If possible, in addition to contacting the customer right away, you may also want to visit the bank branch listed on the check.
The bank may cooperate and agree to cash the check even if the check writer’s account can’t cover the funds and they’ve disappeared.
Another benefit of visiting the bank in person is avoiding bad check fees. That’s right — the person receiving the bad check can get hit with fees too.
However, it is at the bank’s discretion to honor the check or not. If visiting the bank leads you nowhere, it may be time to enlist some help.
Seek help from a collection agency.
A collection agency would be able to contact the customer on your behalf to collect the payment, advise you on the next steps, and provide litigation assistance for a small fee.
In the case of a missing customer, the agency’s skip tracing department could also help track down the bad check writer.
Most collection agencies have skip tracers, who use a variety of resources to locate people who have “skipped” town:
- Credit Reports
- Public Records Databases
- Loan Applications
- Criminal Background Checks
- Job Applications
- Courthouse Records
- Utility Bills
When the customer has been located, the collection agency can also contact them on your behalf to collect payment or litigate, if necessary.
Even if you take precautions like background checks to watch out for nonpaying customers, NSF checks don’t typically show up on credit reports.
However, according to Experian, they may still show up as part of a debit report, which companies use for opening checking accounts, issuing debit cards and setting ATM withdrawal limits.
So if you happen to receive a bad check, it’s important to take the right steps to get your money back.

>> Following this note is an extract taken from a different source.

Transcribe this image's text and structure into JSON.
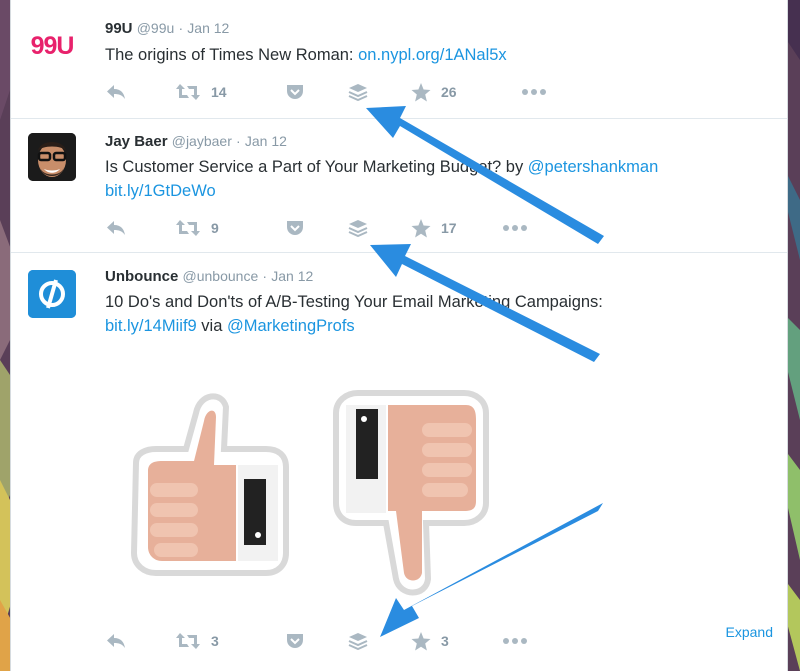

This information is provided as a matter of information and education only. It is not intended to provide legal advice or counsel. Do not take action in specific cases without full knowledge of the facts, and competent legal advice from your attorney.